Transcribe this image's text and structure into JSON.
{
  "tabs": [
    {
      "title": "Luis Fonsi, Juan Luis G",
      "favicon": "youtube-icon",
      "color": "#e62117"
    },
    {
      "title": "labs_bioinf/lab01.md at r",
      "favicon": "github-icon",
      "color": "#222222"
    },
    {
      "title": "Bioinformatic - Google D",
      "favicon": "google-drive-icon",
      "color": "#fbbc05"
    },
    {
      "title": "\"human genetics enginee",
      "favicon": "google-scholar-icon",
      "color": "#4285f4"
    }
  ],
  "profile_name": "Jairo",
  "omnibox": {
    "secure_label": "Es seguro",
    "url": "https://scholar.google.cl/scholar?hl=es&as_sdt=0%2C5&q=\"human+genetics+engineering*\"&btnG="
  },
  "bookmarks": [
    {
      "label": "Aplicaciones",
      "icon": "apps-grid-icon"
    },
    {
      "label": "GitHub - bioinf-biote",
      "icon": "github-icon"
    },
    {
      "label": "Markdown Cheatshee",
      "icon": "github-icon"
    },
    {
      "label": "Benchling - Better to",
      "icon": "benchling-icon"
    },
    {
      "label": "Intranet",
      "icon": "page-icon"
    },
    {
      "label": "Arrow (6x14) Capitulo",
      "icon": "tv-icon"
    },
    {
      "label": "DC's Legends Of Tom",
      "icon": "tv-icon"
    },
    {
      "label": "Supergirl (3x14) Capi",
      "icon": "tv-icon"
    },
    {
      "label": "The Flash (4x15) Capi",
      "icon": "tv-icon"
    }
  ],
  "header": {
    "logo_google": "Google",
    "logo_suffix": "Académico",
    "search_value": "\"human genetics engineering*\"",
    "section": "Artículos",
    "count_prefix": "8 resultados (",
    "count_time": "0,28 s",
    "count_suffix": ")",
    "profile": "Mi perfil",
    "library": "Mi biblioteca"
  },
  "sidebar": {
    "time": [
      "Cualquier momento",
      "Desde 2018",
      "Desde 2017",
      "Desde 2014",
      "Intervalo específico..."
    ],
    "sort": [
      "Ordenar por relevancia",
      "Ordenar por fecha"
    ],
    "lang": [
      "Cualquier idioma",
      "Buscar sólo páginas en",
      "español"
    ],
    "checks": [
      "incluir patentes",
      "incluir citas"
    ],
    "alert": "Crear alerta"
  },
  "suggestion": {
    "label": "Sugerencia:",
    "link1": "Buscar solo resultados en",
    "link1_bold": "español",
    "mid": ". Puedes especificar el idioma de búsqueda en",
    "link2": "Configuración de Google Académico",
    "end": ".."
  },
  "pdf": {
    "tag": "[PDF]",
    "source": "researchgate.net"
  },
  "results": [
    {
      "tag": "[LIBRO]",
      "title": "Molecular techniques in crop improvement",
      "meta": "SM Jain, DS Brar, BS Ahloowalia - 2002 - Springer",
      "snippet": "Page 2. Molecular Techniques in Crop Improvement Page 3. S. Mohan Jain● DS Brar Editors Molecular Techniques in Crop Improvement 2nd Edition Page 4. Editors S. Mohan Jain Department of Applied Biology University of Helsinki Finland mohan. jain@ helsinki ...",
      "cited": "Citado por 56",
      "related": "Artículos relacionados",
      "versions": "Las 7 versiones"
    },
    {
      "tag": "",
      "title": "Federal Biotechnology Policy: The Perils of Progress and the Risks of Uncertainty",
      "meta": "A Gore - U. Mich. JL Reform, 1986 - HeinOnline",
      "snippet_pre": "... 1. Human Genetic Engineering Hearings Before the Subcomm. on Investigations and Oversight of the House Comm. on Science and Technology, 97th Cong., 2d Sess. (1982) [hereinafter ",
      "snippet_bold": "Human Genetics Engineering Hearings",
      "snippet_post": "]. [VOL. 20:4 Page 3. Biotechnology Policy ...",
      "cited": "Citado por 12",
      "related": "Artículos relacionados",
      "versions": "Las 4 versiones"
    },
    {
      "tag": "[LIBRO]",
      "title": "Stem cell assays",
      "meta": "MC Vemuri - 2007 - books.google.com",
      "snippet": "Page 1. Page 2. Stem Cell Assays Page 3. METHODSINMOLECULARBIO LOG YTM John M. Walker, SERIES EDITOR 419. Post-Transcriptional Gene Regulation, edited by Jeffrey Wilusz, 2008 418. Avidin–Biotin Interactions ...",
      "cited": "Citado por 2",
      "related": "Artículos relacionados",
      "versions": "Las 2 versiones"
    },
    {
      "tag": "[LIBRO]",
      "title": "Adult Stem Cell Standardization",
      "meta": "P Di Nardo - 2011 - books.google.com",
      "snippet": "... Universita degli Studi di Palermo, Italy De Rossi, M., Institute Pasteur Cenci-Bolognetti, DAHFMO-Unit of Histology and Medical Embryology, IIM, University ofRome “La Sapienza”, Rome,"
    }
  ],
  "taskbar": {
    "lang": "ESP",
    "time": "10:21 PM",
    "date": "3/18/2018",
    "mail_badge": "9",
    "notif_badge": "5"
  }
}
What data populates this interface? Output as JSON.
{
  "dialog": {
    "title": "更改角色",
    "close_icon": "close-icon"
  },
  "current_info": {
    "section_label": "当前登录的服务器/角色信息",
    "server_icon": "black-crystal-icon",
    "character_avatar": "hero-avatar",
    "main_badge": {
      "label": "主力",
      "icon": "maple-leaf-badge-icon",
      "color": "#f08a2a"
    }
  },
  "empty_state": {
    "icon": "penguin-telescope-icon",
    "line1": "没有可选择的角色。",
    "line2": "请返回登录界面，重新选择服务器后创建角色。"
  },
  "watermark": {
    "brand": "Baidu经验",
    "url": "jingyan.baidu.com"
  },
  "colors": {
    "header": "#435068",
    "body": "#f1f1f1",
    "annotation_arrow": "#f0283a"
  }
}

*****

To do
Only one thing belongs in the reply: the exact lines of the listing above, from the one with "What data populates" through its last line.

Written response
What data populates this interface? Output as JSON.
{
  "dialog": {
    "title": "更改角色",
    "close_icon": "close-icon"
  },
  "current_info": {
    "section_label": "当前登录的服务器/角色信息",
    "server_icon": "black-crystal-icon",
    "character_avatar": "hero-avatar",
    "main_badge": {
      "label": "主力",
      "icon": "maple-leaf-badge-icon",
      "color": "#f08a2a"
    }
  },
  "empty_state": {
    "icon": "penguin-telescope-icon",
    "line1": "没有可选择的角色。",
    "line2": "请返回登录界面，重新选择服务器后创建角色。"
  },
  "watermark": {
    "brand": "Baidu经验",
    "url": "jingyan.baidu.com"
  },
  "colors": {
    "header": "#435068",
    "body": "#f1f1f1",
    "annotation_arrow": "#f0283a"
  }
}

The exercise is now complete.